Water grasslands in Norway
30.08.2017, by Bénédicte Gaillard
The entries are still in process, the e-atlas is still under development
The importance of irrigation for productivity of meadows and other farmland was early recognized politically. Subsidy schemes for irrigation were introduced from the early 20th century on, and became very regular around the Second World War (Borgedal 1966). In 1939 c.76ha farmland were irrigated nation-wide, 35ha of which was grassland (Borgedal 1966). This grassland was distributed among counties as follows: 46% in Oppland (including. Nord-Gudbrandsdal), 17% in Sogn og Fjordane, and 22% in Hedmark, Buskerud , Hordaland and Akershus (Borgedal 1966). Until 1959, irrigation capacity in Norway had increased to 180ha, and further increase was expected (Borgedal 1966).
Aamo, E.S. 1972. Ungdom og landbruk. 2. utgave. Landbruksforlaget, Oslo.
Borgedal, P. 1966. Norges jordbruk i nyere tid, Bind 1 Planteproduksjonen. Bøndenes forlag, Oslo.
Christensen, A.L. . Vassdragene – blodårer i landskapet. in: Larsen, T. (ed.) Kulturminnestafetten -97: om kulturminner langs kyst og vannveier, pp. 25–28. Forbundet KYSTEN, Oslo.
Dokken, I.S., Dahl, E. & Simenstad, J.A. 1999. Ymse gamalt frå Nord-Sel. in: Bakke, P., Bakke, K., Bergum, M. Berntsen, P.A. & Fredriksen, B. (eds.) Gåmålt og nytt frå Sel, pp. 24–33. Sel historielag, Otta.
Ile, T. 1958. Bygdabok for Øyer: Natur og kultur – innsyn og utsyn, 1. Øyer bygdeboknemnd, [Øyer].
Kjøk, E. 1979. Garmo sokn. in: Bjørgen, S., Kjøk, E., Mo, E., Rustad, A. & Venås, K. (eds.) Garmo kyrkje og sokn, pp. 19–30. Garmo sokneråd, [Garmo].
Sømme, A. 1954. Jordbrukets geografi i Norge – Geography of Norwegian Agriculture, A. Tekstbind. J.W.Eides forlag, Bergen.
Historically systems of small canals, sometimes combined with half-open wooden pipes, were built to lead water from the mountains onto farmland. These canals are most generally called vassveiter, with local variations. Local terms for a half-open pipe were, for example, tro (pl. trø), dæle or lekja (Ile 1958). These irrigation systems are up to several hundred years old and several kilometers long (Christensen ). Maintenance work was resource consuming and had to be carried out annually, possibly also on demand in between (Kjøk 1979, Dokken et al. 1999). However, in years with relatively much precipitation, including snow melting right before the vegetation season, need for irrigation could be reduced or even absent on some areas (Sømme 1954). Even wind shields were built to prevent snow from being blown away from farmland before melting (Sømme 1954). The water was not only used for farmland irrigation, but also led to farmsteads for household use (Dokken et al. 1999). Since the beginning of the 20th century, it has become more common to use sprinkler irrigation. River water from the valley bottom is spread with motorized pumps via tubes. Farms without possibilities for larger investments even lost their water supply for some time in the transition period from the old to the new system (Kjøk 1979). However, mountain water may still be used directly to some degree (Sømme 1954, Christensen ), but not at least indirectly: to generate hydroelectricity for running the pumps.

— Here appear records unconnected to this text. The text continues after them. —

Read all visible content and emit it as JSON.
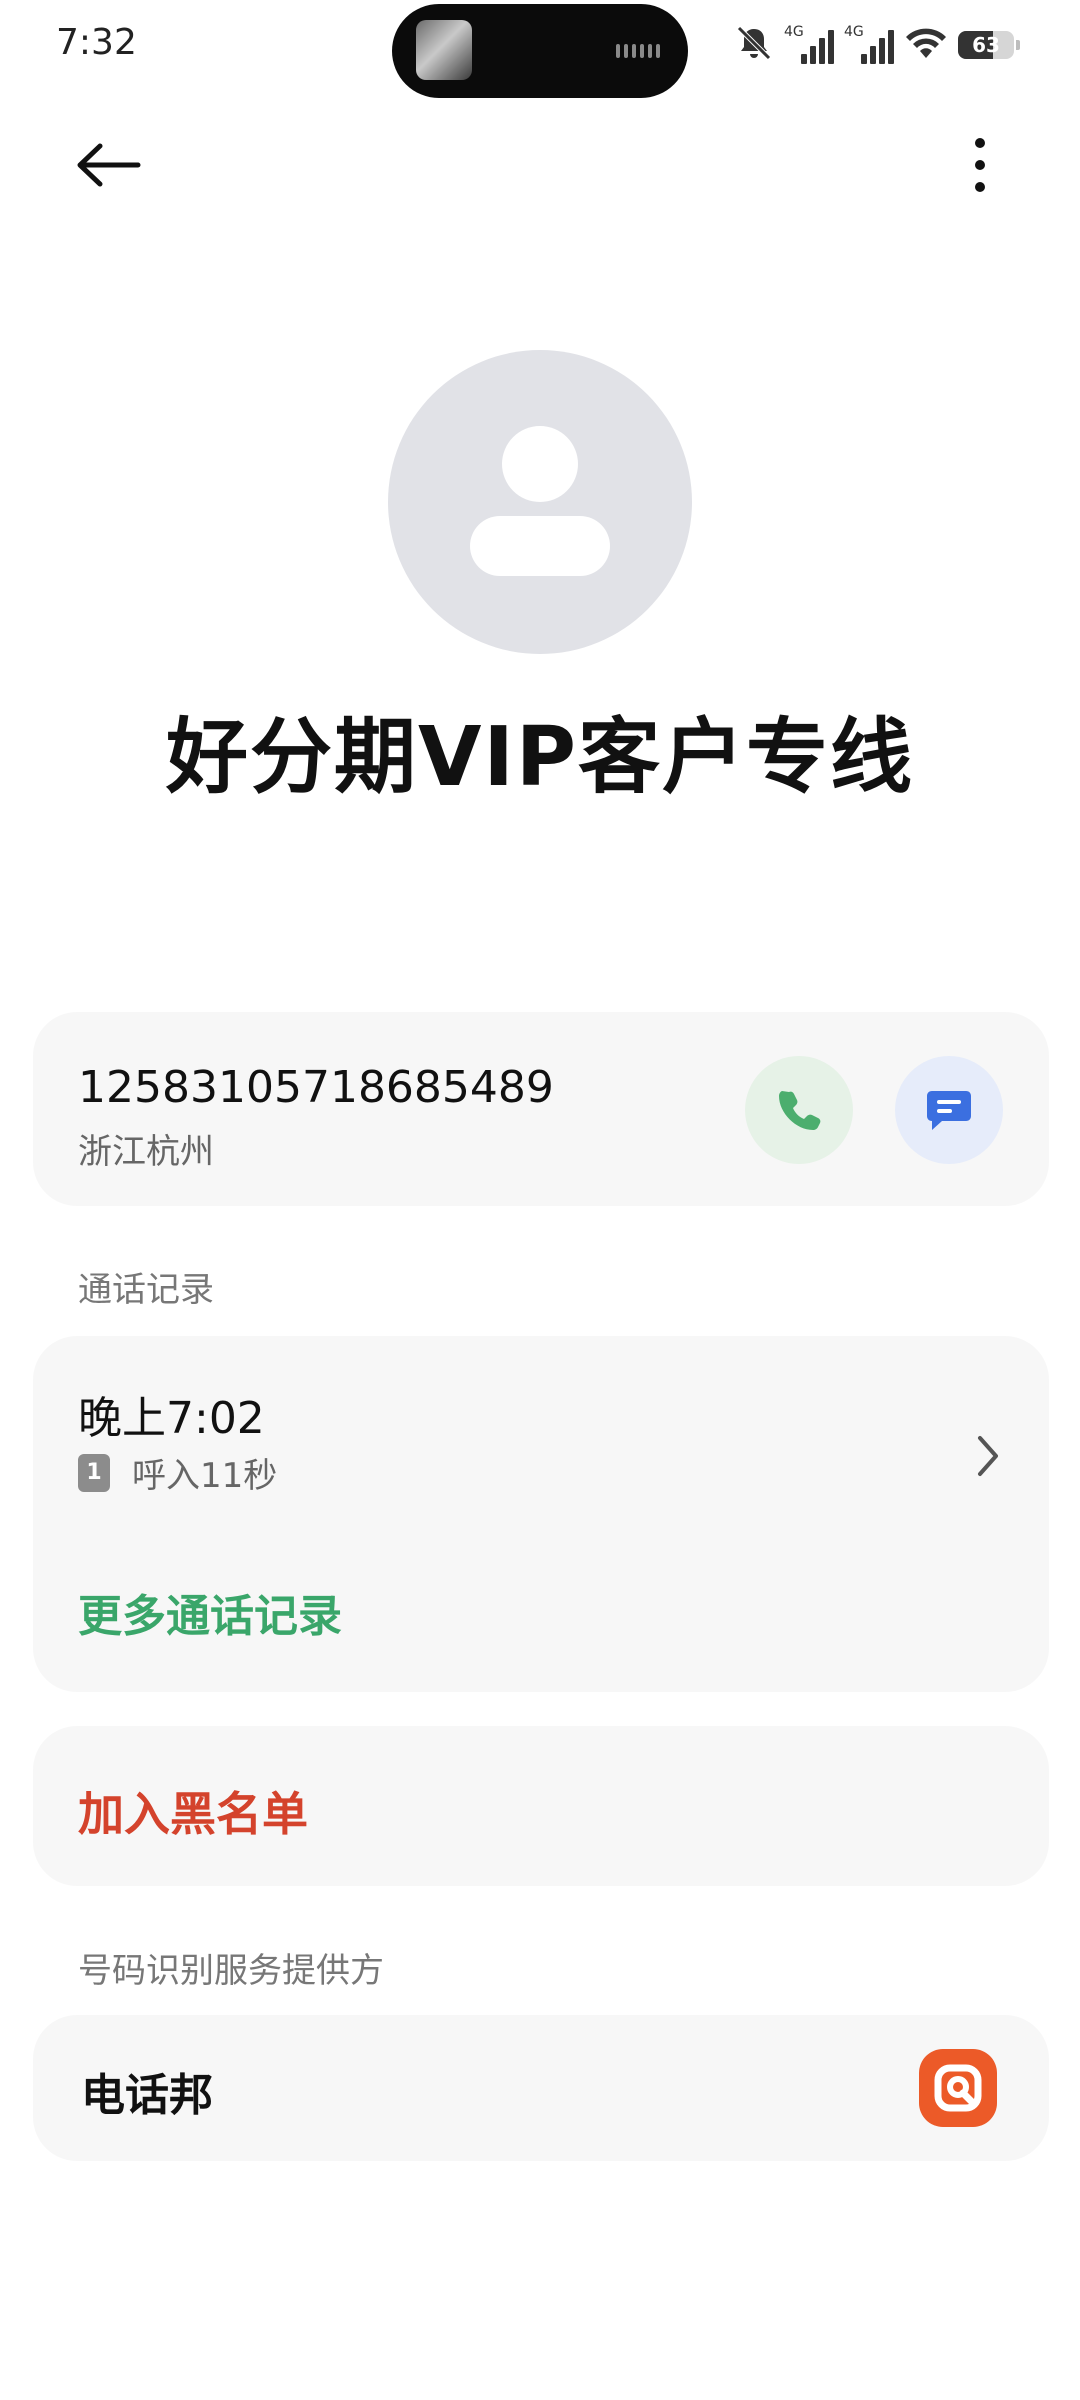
{
  "status_bar": {
    "time": "7:32",
    "sim1_label": "4G",
    "sim2_label": "4G",
    "battery_level": "63",
    "battery_fraction": 0.63,
    "icons": [
      "bell-muted-icon",
      "signal-4g-icon",
      "signal-4g-icon",
      "wifi-icon",
      "battery-icon"
    ]
  },
  "toolbar": {
    "back_icon": "arrow-left-icon",
    "more_icon": "more-vertical-icon"
  },
  "contact": {
    "name": "好分期VIP客户专线",
    "avatar_icon": "person-placeholder-icon"
  },
  "number_card": {
    "number": "12583105718685489",
    "location": "浙江杭州",
    "call_icon": "phone-icon",
    "message_icon": "message-icon"
  },
  "call_log": {
    "section_label": "通话记录",
    "entries": [
      {
        "time": "晚上7:02",
        "sim": "1",
        "detail": "呼入11秒"
      }
    ],
    "more_label": "更多通话记录"
  },
  "block": {
    "label": "加入黑名单"
  },
  "provider": {
    "section_label": "号码识别服务提供方",
    "name": "电话邦",
    "logo_icon": "dianhuabang-logo-icon"
  },
  "colors": {
    "card_bg": "#f7f7f7",
    "accent_green": "#3aa66a",
    "danger_red": "#d4432c",
    "call_btn_bg": "#e6f2e7",
    "msg_btn_bg": "#e6ecfa",
    "msg_icon": "#3b6fe0",
    "provider_orange": "#ec5a28",
    "avatar_bg": "#e1e2e7"
  }
}
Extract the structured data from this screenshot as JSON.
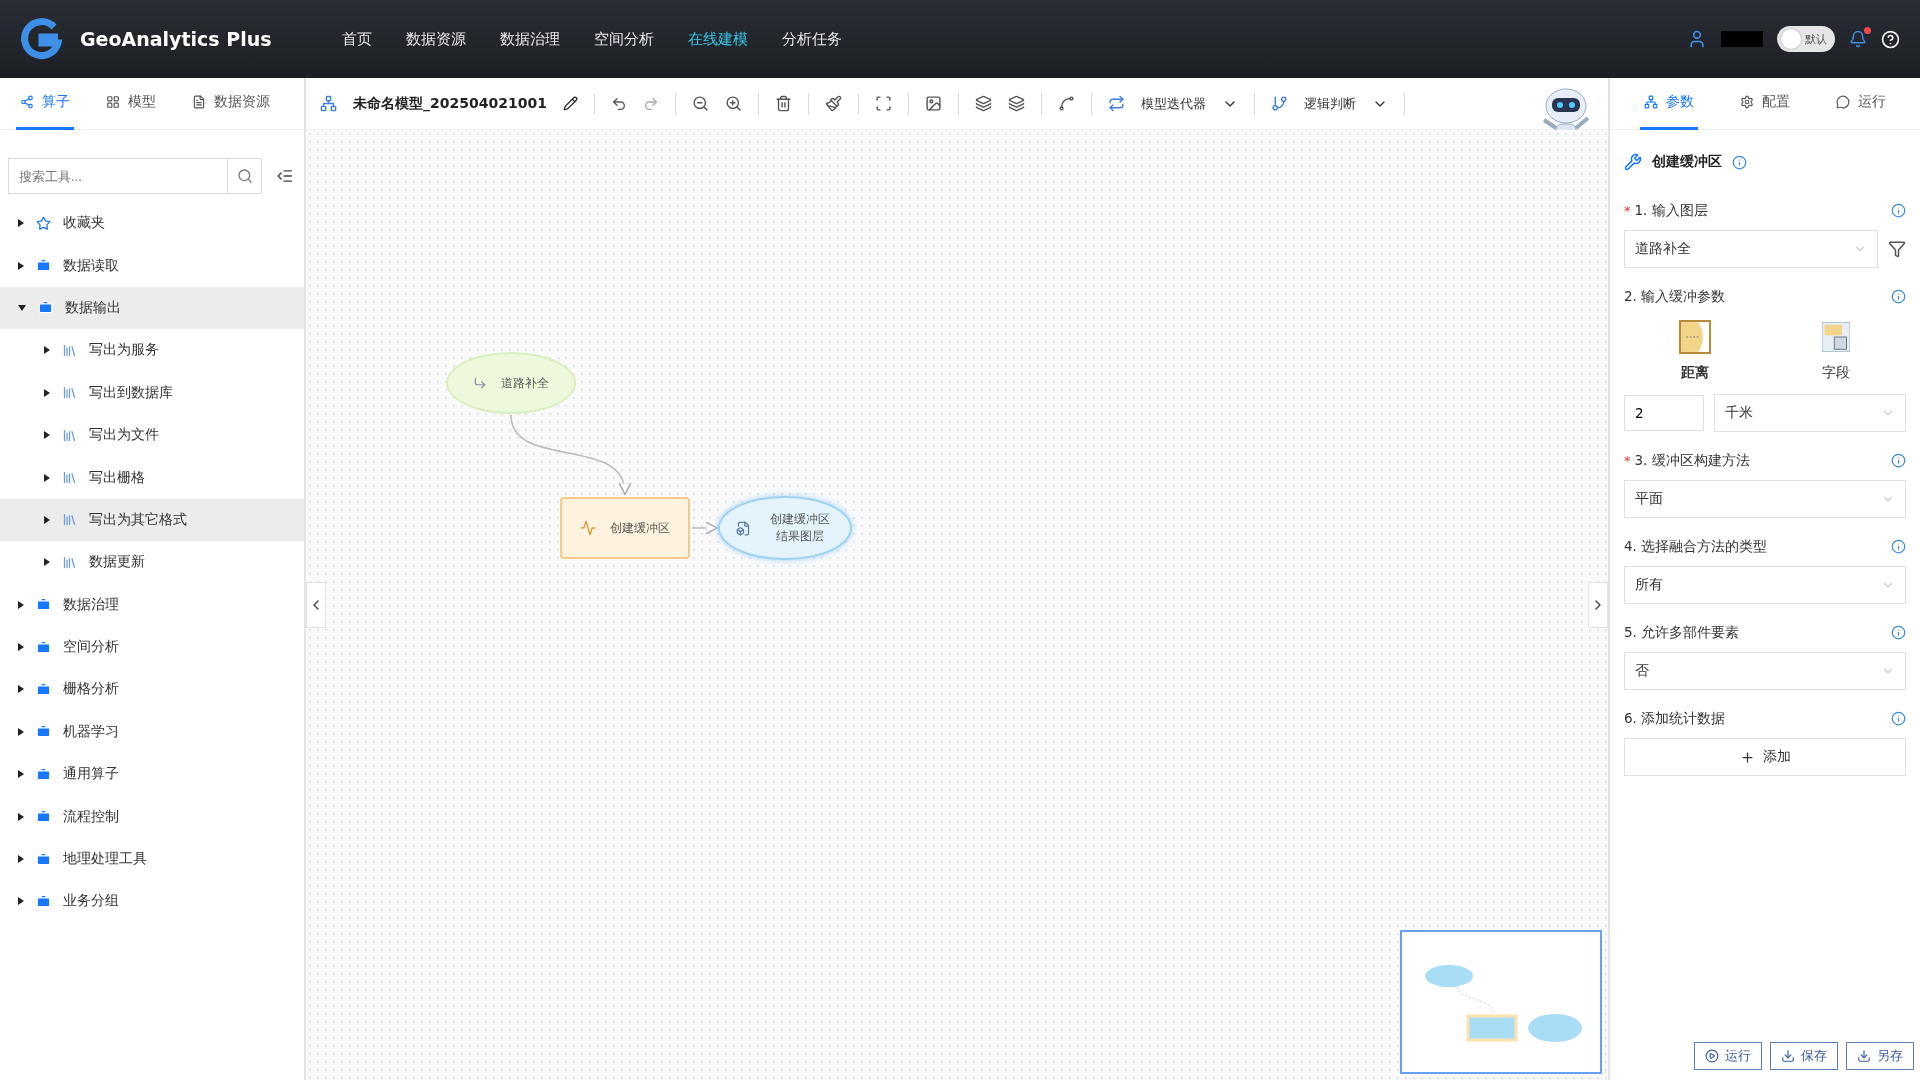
{
  "header": {
    "brand": "GeoAnalytics Plus",
    "nav": [
      {
        "label": "首页",
        "selected": false
      },
      {
        "label": "数据资源",
        "selected": false
      },
      {
        "label": "数据治理",
        "selected": false
      },
      {
        "label": "空间分析",
        "selected": false
      },
      {
        "label": "在线建模",
        "selected": true
      },
      {
        "label": "分析任务",
        "selected": false
      }
    ],
    "theme_toggle": {
      "label": "默认",
      "on": false
    },
    "notification": true
  },
  "left_tabs": [
    {
      "label": "算子",
      "selected": true
    },
    {
      "label": "模型",
      "selected": false
    },
    {
      "label": "数据资源",
      "selected": false
    }
  ],
  "search": {
    "placeholder": "搜索工具..."
  },
  "tree": [
    {
      "label": "收藏夹",
      "kind": "favorite",
      "expanded": false,
      "highlighted": false
    },
    {
      "label": "数据读取",
      "kind": "group",
      "expanded": false,
      "highlighted": false
    },
    {
      "label": "数据输出",
      "kind": "group",
      "expanded": true,
      "highlighted": true,
      "children": [
        {
          "label": "写出为服务",
          "kind": "tool",
          "expanded": false,
          "highlighted": false
        },
        {
          "label": "写出到数据库",
          "kind": "tool",
          "expanded": false,
          "highlighted": false
        },
        {
          "label": "写出为文件",
          "kind": "tool",
          "expanded": false,
          "highlighted": false
        },
        {
          "label": "写出栅格",
          "kind": "tool",
          "expanded": false,
          "highlighted": false
        },
        {
          "label": "写出为其它格式",
          "kind": "tool",
          "expanded": false,
          "highlighted": true
        },
        {
          "label": "数据更新",
          "kind": "tool",
          "expanded": false,
          "highlighted": false
        }
      ]
    },
    {
      "label": "数据治理",
      "kind": "group",
      "expanded": false,
      "highlighted": false
    },
    {
      "label": "空间分析",
      "kind": "group",
      "expanded": false,
      "highlighted": false
    },
    {
      "label": "栅格分析",
      "kind": "group",
      "expanded": false,
      "highlighted": false
    },
    {
      "label": "机器学习",
      "kind": "group",
      "expanded": false,
      "highlighted": false
    },
    {
      "label": "通用算子",
      "kind": "group",
      "expanded": false,
      "highlighted": false
    },
    {
      "label": "流程控制",
      "kind": "group",
      "expanded": false,
      "highlighted": false
    },
    {
      "label": "地理处理工具",
      "kind": "group",
      "expanded": false,
      "highlighted": false
    },
    {
      "label": "业务分组",
      "kind": "group",
      "expanded": false,
      "highlighted": false
    }
  ],
  "toolbar": {
    "model_name": "未命名模型_202504021001",
    "iterator": "模型迭代器",
    "logic": "逻辑判断"
  },
  "canvas": {
    "nodes": [
      {
        "kind": "input",
        "label": "道路补全"
      },
      {
        "kind": "tool",
        "label": "创建缓冲区"
      },
      {
        "kind": "output",
        "label": "创建缓冲区结果图层"
      }
    ]
  },
  "right_tabs": [
    {
      "label": "参数",
      "selected": true
    },
    {
      "label": "配置",
      "selected": false
    },
    {
      "label": "运行",
      "selected": false
    }
  ],
  "panel": {
    "title": "创建缓冲区",
    "params": [
      {
        "kind": "select",
        "label": "1. 输入图层",
        "required_mark": "*",
        "value": "道路补全",
        "filter": true
      },
      {
        "kind": "buffer",
        "label": "2. 输入缓冲参数",
        "options": [
          {
            "label": "距离",
            "selected": true
          },
          {
            "label": "字段",
            "selected": false
          }
        ],
        "distance": "2",
        "unit": "千米"
      },
      {
        "kind": "select",
        "label": "3. 缓冲区构建方法",
        "required_mark": "*",
        "value": "平面",
        "filter": false
      },
      {
        "kind": "select",
        "label": "4. 选择融合方法的类型",
        "value": "所有",
        "filter": false
      },
      {
        "kind": "select",
        "label": "5. 允许多部件要素",
        "value": "否",
        "filter": false
      },
      {
        "kind": "add",
        "label": "6. 添加统计数据",
        "action": "添加"
      }
    ]
  },
  "footer_buttons": [
    "运行",
    "保存",
    "另存"
  ]
}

Some irrigation canals were still maintained and functioning at least in the 1990s (Christensen ). In areas with historical irrigation systems, their previously high importance for community and farming economy is well reflected in a rather strong local appreciation as cultural landscape heritage.
National awareness of historical grassland irrigation is clearly lower.
Descriptions can be found in local history literature, and maintenance and restoration is done as part of cultural history hiking trails or outdoor museums.
There is no specific term for water meadows in Norwegian language. Hay meadow in general is called eng or, with specific reference mowing, slåtteeng. In most parts of Norway there has always been enough precipitation to cultivate farmland, including meadows, without irrigation. Exceptions are the farming settlements in the northern part of the valley of Gudbrandsdalen and in the innermost fjord districts of Western Norway (Aamo 1972, Christensen ). Northern Gudbrandsdalen is located in the most extreme ‘rain shadow’ east of the main mountain ridge of the Scandes, with as little as about 300mm of annual precipitation. The inner fjord districts of Sogn and Hardanger have a somewhat higher precipitation, but steep slopes and a coarse soil texture with a low capacity for water retention.